Nonetheless, very little rain fell locally and the Huon River, fed by rain that falls up on the Lake Pedder high country, rose only a little.

Tellingly, as soon as the rain passed, the ground dried out.

Our seepage-fed dams are at the lowest level I have seen. There seems to be no moisture in the soil.

One of our dams has never really dropped much in the eight years I have been here, but this year it is way down.

I have attached today’s fuel dryness maps from BOM. Outside of the West Coast, Tasmania is bone dry.

Having had fires last year, and watching events on the mainland, some of us in Tasmania would be happy to miss out on a summer this year.

Keep those squalls a-comin’!

IMO2020 and global heating

Australian fires as seen from Sentinel yesterday

It has been a cold and windy lead-up to Christmas in southern Tasmania, as mainland Australia burns (pictured above).

Some local folk believe the cold weather refutes global warming, but it is well demonstrated that climate change will see greater extremes of both hot and cold, especially in high latitudes.

The stratospheric warming event reported on this blog earlier may be behind Tassie’s cold summer weather, but look up the Southern Annular Mode on the BOM website for the official explanation for the wintery conditions.

For an overall report on what caused the severe Australia-wide weather in late 2019 go to this link here.

My local observation is that despite the mostly light rain we have had in the successive cold squalls over the past six weeks, the ground is not sodden and dries out very quickly in the almost constant blasting wind. (DEC 13, 2019 EDIT: Our seepage fed dams are at the lowest level I’ve seen.)

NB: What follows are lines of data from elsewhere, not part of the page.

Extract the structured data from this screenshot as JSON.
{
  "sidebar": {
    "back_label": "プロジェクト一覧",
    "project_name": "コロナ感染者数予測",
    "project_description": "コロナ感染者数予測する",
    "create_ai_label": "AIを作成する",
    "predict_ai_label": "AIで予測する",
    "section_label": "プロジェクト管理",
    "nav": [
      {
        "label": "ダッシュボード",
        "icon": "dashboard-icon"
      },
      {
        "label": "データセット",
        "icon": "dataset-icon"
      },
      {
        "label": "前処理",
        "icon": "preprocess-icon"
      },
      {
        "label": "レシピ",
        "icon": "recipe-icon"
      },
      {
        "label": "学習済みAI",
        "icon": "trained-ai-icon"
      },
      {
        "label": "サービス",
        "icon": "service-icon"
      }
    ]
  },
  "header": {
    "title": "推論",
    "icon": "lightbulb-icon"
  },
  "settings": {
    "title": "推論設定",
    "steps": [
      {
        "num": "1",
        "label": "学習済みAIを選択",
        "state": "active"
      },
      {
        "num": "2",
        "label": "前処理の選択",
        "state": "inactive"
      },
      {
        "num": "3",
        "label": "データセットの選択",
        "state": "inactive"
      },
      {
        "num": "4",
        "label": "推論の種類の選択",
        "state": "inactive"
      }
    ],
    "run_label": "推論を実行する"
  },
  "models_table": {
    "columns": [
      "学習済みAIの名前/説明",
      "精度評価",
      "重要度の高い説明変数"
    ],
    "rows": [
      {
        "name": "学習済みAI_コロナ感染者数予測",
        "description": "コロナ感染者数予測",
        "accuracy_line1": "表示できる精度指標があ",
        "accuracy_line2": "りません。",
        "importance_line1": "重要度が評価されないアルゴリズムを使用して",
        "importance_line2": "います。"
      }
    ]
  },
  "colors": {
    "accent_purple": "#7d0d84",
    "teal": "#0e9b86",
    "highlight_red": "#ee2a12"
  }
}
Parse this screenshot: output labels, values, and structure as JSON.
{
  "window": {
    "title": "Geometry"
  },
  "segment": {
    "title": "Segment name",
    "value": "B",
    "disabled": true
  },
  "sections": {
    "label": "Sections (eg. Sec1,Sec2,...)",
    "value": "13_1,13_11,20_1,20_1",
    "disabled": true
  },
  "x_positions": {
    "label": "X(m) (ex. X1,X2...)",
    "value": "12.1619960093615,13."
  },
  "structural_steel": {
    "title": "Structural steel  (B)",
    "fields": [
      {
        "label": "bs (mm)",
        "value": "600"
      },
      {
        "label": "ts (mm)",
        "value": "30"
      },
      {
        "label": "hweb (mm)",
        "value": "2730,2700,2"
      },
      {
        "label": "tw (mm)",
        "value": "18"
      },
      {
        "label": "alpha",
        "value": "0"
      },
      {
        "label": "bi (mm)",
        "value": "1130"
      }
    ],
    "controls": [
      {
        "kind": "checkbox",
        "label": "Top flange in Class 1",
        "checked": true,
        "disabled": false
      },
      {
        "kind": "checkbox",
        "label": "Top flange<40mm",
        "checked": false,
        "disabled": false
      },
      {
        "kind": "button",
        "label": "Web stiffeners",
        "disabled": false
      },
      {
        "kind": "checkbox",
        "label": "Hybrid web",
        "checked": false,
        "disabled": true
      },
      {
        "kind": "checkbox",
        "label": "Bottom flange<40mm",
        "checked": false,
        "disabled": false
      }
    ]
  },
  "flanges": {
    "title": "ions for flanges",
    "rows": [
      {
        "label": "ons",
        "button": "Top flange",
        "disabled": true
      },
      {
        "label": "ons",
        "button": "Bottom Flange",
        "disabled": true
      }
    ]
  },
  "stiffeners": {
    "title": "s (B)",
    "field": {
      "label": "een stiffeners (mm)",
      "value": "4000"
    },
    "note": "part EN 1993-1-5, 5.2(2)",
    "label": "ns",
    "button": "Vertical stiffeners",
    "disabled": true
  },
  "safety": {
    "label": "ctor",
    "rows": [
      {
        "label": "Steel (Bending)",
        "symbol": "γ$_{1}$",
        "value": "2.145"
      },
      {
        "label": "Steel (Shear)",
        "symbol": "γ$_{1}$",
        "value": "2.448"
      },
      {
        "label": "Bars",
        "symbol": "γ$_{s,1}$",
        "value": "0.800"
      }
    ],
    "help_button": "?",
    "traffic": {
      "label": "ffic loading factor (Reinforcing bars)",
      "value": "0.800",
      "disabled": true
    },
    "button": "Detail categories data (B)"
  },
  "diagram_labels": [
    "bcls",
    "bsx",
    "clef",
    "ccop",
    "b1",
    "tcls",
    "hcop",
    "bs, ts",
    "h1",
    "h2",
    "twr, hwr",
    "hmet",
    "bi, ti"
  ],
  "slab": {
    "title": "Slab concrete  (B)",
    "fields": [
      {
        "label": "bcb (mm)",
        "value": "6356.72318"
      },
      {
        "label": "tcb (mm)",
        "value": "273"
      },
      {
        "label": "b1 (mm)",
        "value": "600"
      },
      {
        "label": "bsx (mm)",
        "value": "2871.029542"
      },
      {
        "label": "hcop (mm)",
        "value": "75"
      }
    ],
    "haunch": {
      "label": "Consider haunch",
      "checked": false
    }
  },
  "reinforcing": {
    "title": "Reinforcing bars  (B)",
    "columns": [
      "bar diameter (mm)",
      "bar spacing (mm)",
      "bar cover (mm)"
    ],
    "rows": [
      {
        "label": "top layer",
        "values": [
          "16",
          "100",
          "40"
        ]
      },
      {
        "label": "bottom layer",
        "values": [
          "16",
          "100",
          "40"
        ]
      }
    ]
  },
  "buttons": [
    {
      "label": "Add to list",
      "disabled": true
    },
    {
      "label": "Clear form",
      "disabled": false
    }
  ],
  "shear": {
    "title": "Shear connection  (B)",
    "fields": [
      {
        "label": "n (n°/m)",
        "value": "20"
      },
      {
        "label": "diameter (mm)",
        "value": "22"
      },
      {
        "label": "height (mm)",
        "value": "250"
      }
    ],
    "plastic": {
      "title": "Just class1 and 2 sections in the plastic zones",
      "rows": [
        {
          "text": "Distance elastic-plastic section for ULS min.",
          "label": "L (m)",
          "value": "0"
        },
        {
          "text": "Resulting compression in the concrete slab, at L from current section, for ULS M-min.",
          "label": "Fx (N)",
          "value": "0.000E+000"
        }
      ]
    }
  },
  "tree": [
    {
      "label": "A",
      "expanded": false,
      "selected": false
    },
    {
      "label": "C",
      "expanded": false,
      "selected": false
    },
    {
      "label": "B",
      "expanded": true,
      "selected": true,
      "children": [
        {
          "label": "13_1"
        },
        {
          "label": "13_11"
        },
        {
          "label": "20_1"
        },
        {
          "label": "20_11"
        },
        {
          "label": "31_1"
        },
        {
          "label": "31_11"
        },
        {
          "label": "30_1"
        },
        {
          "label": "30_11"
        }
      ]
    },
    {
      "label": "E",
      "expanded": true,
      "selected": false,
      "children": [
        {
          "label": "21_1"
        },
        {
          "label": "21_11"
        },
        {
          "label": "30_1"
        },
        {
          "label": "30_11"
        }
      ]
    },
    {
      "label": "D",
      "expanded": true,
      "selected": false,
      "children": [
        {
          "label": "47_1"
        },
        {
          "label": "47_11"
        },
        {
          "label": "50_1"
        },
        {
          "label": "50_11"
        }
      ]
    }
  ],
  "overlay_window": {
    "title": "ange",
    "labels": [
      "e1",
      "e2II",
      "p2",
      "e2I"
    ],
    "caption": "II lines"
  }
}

I suspect that when the weather turns summer will come on strong, but we’ll have to wait and see. Given what is happening on the mainland, a summer without a summer might not be such a bad thing for Tasmania in 2019/20.

Aside from a fire at Swansea, as I write this Tasmania has escaped major burns so far. Fires started in October but the onset of polar weather in November knocked them out.

So, what is IMO2020, as per the heading?

It is a new shipping fuel regulation that will bring sulfur pollution down by a large margin. Unfortunately sulfur helps with “global dimming”, which cools the planet slightly, although not enough to counter greenhouse warming from CO2 and methane.

Will global warming take a leap upward when global shipping stops emitting sulfur? The amount of sulfur pollution released from shipping far exceeds that from all the world’s cars and trucks … link here.

Something to ponder.

Happily, the polar blasts have brought decent rainfall to the West Coast, but the East Coast still looks grim, as shown on the one-month anomaly image below.

Tasmanian Life